ACTION ITEM
Please list all lines of the material below in which the string "damage" occurs.

EXERCISE INPUT
_ _ _

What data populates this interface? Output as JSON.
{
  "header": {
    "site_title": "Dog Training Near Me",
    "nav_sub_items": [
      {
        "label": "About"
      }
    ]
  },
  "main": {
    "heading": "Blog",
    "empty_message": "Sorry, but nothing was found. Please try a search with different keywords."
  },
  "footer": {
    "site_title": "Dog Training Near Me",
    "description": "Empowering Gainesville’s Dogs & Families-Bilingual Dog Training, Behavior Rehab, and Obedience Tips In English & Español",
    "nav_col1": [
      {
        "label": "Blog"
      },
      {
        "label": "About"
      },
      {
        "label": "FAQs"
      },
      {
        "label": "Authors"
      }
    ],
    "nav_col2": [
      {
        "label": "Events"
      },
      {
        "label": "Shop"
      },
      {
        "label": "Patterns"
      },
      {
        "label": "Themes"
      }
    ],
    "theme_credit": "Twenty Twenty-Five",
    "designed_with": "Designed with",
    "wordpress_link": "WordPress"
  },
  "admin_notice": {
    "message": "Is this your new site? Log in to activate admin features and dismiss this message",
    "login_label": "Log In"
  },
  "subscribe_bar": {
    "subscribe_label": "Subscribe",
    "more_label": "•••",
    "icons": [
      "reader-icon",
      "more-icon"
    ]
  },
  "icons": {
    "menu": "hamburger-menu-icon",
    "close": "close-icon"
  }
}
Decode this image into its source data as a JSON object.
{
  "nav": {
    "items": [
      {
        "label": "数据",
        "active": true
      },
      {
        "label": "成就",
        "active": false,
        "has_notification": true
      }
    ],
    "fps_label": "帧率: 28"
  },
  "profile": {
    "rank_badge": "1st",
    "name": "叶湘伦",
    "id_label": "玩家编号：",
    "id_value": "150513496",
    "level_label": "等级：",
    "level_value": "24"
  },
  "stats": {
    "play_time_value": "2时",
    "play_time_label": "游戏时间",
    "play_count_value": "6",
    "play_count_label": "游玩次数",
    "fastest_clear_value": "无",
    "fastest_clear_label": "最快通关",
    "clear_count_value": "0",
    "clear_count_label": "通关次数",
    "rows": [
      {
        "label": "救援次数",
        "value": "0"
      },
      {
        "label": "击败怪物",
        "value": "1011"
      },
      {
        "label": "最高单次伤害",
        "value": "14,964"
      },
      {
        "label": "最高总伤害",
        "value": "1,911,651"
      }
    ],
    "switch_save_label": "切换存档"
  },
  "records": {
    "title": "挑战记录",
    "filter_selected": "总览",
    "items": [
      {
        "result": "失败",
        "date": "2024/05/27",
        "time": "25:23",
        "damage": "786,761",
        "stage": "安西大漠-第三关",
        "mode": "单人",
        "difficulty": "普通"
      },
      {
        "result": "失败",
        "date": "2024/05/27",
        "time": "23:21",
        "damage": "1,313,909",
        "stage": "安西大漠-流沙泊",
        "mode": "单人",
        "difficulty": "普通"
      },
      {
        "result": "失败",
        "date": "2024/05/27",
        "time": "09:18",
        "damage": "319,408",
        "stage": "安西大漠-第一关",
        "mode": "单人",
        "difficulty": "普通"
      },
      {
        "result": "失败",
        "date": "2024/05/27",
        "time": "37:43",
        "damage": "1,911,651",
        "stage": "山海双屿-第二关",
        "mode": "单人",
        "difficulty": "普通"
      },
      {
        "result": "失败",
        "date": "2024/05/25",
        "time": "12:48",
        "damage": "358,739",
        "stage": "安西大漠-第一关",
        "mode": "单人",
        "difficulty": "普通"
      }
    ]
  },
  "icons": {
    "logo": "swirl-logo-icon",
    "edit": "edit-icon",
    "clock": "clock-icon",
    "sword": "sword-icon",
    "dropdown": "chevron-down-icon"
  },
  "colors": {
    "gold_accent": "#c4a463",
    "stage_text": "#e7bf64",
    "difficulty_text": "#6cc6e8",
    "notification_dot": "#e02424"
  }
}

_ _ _

PROBLEM SOLUTION
        "damage": "786,761",
        "damage": "1,313,909",
        "damage": "319,408",
        "damage": "1,911,651",
        "damage": "358,739",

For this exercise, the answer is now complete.